The Friends publish a quarterly newsletter highlighting what they have, what they are planning, and any Refuge information that is timely. Their Refuge Manager and Biologist always contribute a column also. All members of the Friends receive a newsletter.
The Friends have been hosting a Big Sit in October at the Stephen Young Marsh at the Refuge for a number of years now. Because they stay stationary on the marsh’s platform, it’s a chance for the public to connect with the Friends to find out what they are doing and maybe share a bit of avian and refuge knowledge. This year they tallied 41 different species in 12 hours in the marsh.
The Friends have been hosting “An Evening of Bird Tales” once a year in February. It started out as a live event where 4-5 people tell stories about birds. It could be any encounter or experience they’ve had with the avian world. Since Covid, it has turned into a virtual event, which has really widened the audience. In 2023, for the 7th annual Bird Tales, the Friends are partnering with the Vermont Center for Ecostudies and having biologists on their staff tell some of the stories of their encounters. It promises to be a win-win for both the Friends and VCE by bringing a new audience to both groups.
Because Bird Tales via Zoom has proved to be such a big hit, the Friends have been trying to host other online events throughout the winter months. This winter the focus is going to be on invasive species. They are planning a series of presentations from experts on the threats to the Refuge that are out there, what dangers they pose, and to teach visitors what to look out for.

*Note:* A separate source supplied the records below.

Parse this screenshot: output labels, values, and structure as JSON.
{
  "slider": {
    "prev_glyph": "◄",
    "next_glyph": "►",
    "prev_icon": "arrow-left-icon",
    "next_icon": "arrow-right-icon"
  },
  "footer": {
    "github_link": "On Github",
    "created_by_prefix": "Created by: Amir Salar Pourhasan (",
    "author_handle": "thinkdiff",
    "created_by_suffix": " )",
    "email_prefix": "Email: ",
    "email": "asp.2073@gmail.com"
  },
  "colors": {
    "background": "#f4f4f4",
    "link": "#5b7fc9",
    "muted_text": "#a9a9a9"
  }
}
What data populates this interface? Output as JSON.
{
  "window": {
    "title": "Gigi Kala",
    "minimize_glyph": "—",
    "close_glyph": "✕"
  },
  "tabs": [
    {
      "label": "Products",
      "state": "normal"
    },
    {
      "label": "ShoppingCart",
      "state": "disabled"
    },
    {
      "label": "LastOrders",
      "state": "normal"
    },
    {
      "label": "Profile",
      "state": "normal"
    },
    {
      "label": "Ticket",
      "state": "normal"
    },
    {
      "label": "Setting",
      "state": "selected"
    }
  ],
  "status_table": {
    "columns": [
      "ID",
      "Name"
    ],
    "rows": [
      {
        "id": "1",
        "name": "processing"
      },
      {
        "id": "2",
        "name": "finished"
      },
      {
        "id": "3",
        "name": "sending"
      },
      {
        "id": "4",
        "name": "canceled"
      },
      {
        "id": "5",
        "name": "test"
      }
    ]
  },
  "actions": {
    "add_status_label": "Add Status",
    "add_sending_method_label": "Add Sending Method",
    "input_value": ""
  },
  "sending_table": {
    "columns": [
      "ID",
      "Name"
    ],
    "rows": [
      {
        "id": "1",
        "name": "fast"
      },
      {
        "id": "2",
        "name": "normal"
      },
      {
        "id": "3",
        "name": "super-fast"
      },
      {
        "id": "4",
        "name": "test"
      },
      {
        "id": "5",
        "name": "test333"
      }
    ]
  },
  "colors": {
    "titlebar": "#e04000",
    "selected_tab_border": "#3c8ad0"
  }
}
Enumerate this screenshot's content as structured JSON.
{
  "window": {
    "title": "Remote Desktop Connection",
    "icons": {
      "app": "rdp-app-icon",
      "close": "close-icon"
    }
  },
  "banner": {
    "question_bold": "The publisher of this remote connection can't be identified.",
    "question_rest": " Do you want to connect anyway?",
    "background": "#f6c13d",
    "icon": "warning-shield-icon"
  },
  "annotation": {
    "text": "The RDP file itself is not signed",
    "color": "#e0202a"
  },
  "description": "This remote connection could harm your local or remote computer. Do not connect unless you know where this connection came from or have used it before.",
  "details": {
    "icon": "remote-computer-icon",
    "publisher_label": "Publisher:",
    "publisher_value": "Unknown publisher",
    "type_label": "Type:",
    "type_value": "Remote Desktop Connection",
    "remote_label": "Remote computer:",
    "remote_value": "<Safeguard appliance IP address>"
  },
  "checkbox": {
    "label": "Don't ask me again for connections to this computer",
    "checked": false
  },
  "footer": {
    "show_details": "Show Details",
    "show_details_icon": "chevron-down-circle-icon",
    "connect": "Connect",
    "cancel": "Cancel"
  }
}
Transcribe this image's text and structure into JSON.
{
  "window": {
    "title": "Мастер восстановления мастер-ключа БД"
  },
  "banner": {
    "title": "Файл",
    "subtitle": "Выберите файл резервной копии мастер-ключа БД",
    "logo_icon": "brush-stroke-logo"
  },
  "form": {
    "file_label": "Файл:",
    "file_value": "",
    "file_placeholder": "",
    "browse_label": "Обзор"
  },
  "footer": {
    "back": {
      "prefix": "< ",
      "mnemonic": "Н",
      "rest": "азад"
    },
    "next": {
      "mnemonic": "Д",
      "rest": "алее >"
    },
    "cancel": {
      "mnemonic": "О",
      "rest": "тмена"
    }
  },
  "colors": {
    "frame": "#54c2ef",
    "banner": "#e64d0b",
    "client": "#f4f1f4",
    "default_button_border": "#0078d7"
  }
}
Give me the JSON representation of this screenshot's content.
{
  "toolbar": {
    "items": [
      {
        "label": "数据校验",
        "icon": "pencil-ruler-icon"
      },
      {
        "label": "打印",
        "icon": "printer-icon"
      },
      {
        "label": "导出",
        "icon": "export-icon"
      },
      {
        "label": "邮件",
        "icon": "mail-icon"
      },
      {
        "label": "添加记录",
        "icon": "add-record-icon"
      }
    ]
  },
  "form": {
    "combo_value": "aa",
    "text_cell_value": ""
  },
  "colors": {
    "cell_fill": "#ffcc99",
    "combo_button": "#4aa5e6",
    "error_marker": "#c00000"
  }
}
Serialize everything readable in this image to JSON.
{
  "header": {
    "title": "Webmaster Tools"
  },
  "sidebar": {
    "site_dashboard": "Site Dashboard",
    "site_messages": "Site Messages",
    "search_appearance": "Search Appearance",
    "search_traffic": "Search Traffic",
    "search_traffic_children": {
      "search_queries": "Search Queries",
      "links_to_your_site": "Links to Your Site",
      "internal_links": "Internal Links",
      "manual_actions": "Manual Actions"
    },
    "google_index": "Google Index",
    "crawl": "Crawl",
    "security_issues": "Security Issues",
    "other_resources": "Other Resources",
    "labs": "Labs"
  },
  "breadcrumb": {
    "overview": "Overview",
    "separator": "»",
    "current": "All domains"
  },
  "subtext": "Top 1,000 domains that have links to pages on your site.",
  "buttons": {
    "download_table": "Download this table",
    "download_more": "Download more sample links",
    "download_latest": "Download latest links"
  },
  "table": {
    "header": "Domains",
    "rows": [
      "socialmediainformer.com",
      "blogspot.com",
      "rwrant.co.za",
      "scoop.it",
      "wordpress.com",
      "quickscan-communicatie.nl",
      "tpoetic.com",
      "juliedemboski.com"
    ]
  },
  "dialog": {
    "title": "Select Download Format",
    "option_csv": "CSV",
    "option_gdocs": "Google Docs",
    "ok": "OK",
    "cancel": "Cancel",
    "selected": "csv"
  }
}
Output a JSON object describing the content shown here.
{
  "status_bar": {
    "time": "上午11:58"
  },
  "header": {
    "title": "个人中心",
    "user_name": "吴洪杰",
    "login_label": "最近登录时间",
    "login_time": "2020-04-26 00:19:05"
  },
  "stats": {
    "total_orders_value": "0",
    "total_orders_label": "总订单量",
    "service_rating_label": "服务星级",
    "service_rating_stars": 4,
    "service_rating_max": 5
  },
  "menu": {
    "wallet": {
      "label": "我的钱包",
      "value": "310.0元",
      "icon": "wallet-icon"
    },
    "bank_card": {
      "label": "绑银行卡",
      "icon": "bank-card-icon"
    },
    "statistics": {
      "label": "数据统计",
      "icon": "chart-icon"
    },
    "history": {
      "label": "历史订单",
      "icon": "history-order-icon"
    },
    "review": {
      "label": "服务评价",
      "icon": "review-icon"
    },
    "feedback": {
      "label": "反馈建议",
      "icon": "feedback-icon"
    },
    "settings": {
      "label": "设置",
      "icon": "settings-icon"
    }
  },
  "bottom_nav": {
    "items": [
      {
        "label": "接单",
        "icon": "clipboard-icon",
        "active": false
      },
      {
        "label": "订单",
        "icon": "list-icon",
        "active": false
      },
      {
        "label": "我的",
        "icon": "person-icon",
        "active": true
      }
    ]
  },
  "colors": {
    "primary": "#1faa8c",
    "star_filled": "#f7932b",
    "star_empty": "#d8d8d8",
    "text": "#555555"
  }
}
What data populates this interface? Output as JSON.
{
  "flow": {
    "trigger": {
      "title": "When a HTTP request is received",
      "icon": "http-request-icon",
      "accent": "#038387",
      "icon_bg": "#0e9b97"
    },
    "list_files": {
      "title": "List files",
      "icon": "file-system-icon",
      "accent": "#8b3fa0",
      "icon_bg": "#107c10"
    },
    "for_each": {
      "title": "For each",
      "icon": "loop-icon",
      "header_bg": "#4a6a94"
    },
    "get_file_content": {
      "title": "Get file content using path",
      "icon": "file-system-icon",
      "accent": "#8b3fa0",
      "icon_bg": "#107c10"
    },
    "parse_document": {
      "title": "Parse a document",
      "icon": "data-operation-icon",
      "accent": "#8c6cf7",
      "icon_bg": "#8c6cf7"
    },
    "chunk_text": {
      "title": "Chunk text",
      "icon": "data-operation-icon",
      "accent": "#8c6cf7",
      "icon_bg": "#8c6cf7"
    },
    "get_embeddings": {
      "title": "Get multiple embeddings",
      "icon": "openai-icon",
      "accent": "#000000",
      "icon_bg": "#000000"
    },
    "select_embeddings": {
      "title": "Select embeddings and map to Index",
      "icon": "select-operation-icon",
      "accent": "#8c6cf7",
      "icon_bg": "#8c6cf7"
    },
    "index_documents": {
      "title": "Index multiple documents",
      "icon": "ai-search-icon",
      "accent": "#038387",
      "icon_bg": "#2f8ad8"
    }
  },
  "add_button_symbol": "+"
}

In the spring of 2022 the Friends of Missisquoi NWR applied for and were awarded the National Wildlife Refuge Association’s O’Brien Prize. Julie wrote: We have developed a land acknowledgement recognizing the Abenaki culture that called the lands and waters home before the creation of the Refuge and have began working with the Abenaki Nation of Missisquoi on ways to bring awareness to their existence. As stated in our acknowledgement, “We, the Friends of Missisquoi National Wildlife Refuge, honor the Indigenous heritage of the region and welcome the opportunity to assist the Abenaki Nation of Missisquoi in maintaining their close connection with their ancestral lands. Through education and partnership, we will work to bring awareness to their culture and existence. We invite our visitors to share in honoring this vision by engaging in mindfulness while enjoying the Refuge lands and waters and by holding the space with care and appreciation.”